Although the entries contain pictures, write out only their text, exactly as it stands.
*** MATERIAL PROVIDED ***
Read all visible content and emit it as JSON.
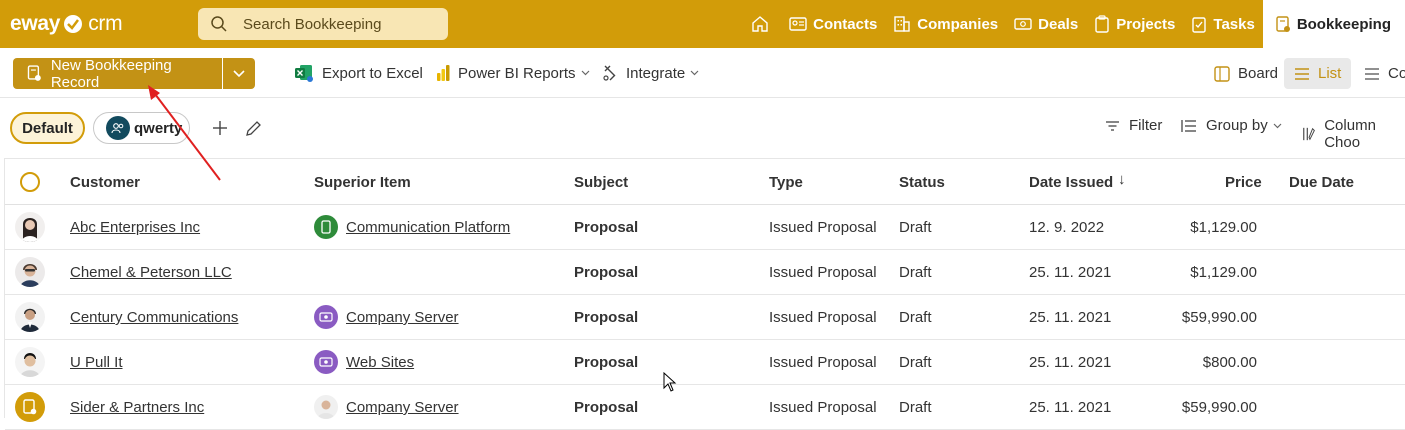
{
  "app": {
    "logo_left": "eway",
    "logo_right": "crm",
    "search_placeholder": "Search Bookkeeping"
  },
  "nav": {
    "items": [
      {
        "label": "Contacts",
        "icon": "contact-card-icon"
      },
      {
        "label": "Companies",
        "icon": "building-icon"
      },
      {
        "label": "Deals",
        "icon": "money-icon"
      },
      {
        "label": "Projects",
        "icon": "clipboard-icon"
      },
      {
        "label": "Tasks",
        "icon": "task-icon"
      },
      {
        "label": "Bookkeeping",
        "icon": "bookkeeping-icon",
        "active": true
      }
    ]
  },
  "toolbar": {
    "new_label": "New Bookkeeping Record",
    "export_label": "Export to Excel",
    "powerbi_label": "Power BI Reports",
    "integrate_label": "Integrate",
    "board_label": "Board",
    "list_label": "List",
    "co_label": "Co"
  },
  "filters": {
    "default_label": "Default",
    "user_label": "qwerty",
    "filter_label": "Filter",
    "groupby_label": "Group by",
    "columns_label": "Column Choo"
  },
  "grid": {
    "columns": [
      "Customer",
      "Superior Item",
      "Subject",
      "Type",
      "Status",
      "Date Issued",
      "Price",
      "Due Date"
    ],
    "sort_indicator": "↓",
    "rows": [
      {
        "customer": "Abc Enterprises Inc",
        "superior": "Communication Platform",
        "superior_icon": "phone-icon",
        "subject": "Proposal",
        "type": "Issued Proposal",
        "status": "Draft",
        "date": "12. 9. 2022",
        "price": "$1,129.00",
        "due": ""
      },
      {
        "customer": "Chemel & Peterson LLC",
        "superior": "",
        "superior_icon": "",
        "subject": "Proposal",
        "type": "Issued Proposal",
        "status": "Draft",
        "date": "25. 11. 2021",
        "price": "$1,129.00",
        "due": ""
      },
      {
        "customer": "Century Communications",
        "superior": "Company Server",
        "superior_icon": "project-icon",
        "subject": "Proposal",
        "type": "Issued Proposal",
        "status": "Draft",
        "date": "25. 11. 2021",
        "price": "$59,990.00",
        "due": ""
      },
      {
        "customer": "U Pull It",
        "superior": "Web Sites",
        "superior_icon": "project-icon",
        "subject": "Proposal",
        "type": "Issued Proposal",
        "status": "Draft",
        "date": "25. 11. 2021",
        "price": "$800.00",
        "due": ""
      },
      {
        "customer": "Sider & Partners Inc",
        "superior": "Company Server",
        "superior_icon": "person-icon",
        "subject": "Proposal",
        "type": "Issued Proposal",
        "status": "Draft",
        "date": "25. 11. 2021",
        "price": "$59,990.00",
        "due": ""
      }
    ]
  },
  "colors": {
    "brand": "#d29c09",
    "button": "#c39215",
    "search_bg": "#f8e6b4",
    "arrow": "#e02020"
  }
}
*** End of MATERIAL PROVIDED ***
### EXERCISE RESULT
Read all visible content and emit it as JSON.
{
  "app": {
    "logo_left": "eway",
    "logo_right": "crm",
    "search_placeholder": "Search Bookkeeping"
  },
  "nav": {
    "items": [
      {
        "label": "Contacts",
        "icon": "contact-card-icon"
      },
      {
        "label": "Companies",
        "icon": "building-icon"
      },
      {
        "label": "Deals",
        "icon": "money-icon"
      },
      {
        "label": "Projects",
        "icon": "clipboard-icon"
      },
      {
        "label": "Tasks",
        "icon": "task-icon"
      },
      {
        "label": "Bookkeeping",
        "icon": "bookkeeping-icon",
        "active": true
      }
    ]
  },
  "toolbar": {
    "new_label": "New Bookkeeping Record",
    "export_label": "Export to Excel",
    "powerbi_label": "Power BI Reports",
    "integrate_label": "Integrate",
    "board_label": "Board",
    "list_label": "List",
    "co_label": "Co"
  },
  "filters": {
    "default_label": "Default",
    "user_label": "qwerty",
    "filter_label": "Filter",
    "groupby_label": "Group by",
    "columns_label": "Column Choo"
  },
  "grid": {
    "columns": [
      "Customer",
      "Superior Item",
      "Subject",
      "Type",
      "Status",
      "Date Issued",
      "Price",
      "Due Date"
    ],
    "sort_indicator": "↓",
    "rows": [
      {
        "customer": "Abc Enterprises Inc",
        "superior": "Communication Platform",
        "superior_icon": "phone-icon",
        "subject": "Proposal",
        "type": "Issued Proposal",
        "status": "Draft",
        "date": "12. 9. 2022",
        "price": "$1,129.00",
        "due": ""
      },
      {
        "customer": "Chemel & Peterson LLC",
        "superior": "",
        "superior_icon": "",
        "subject": "Proposal",
        "type": "Issued Proposal",
        "status": "Draft",
        "date": "25. 11. 2021",
        "price": "$1,129.00",
        "due": ""
      },
      {
        "customer": "Century Communications",
        "superior": "Company Server",
        "superior_icon": "project-icon",
        "subject": "Proposal",
        "type": "Issued Proposal",
        "status": "Draft",
        "date": "25. 11. 2021",
        "price": "$59,990.00",
        "due": ""
      },
      {
        "customer": "U Pull It",
        "superior": "Web Sites",
        "superior_icon": "project-icon",
        "subject": "Proposal",
        "type": "Issued Proposal",
        "status": "Draft",
        "date": "25. 11. 2021",
        "price": "$800.00",
        "due": ""
      },
      {
        "customer": "Sider & Partners Inc",
        "superior": "Company Server",
        "superior_icon": "person-icon",
        "subject": "Proposal",
        "type": "Issued Proposal",
        "status": "Draft",
        "date": "25. 11. 2021",
        "price": "$59,990.00",
        "due": ""
      }
    ]
  },
  "colors": {
    "brand": "#d29c09",
    "button": "#c39215",
    "search_bg": "#f8e6b4",
    "arrow": "#e02020"
  }
}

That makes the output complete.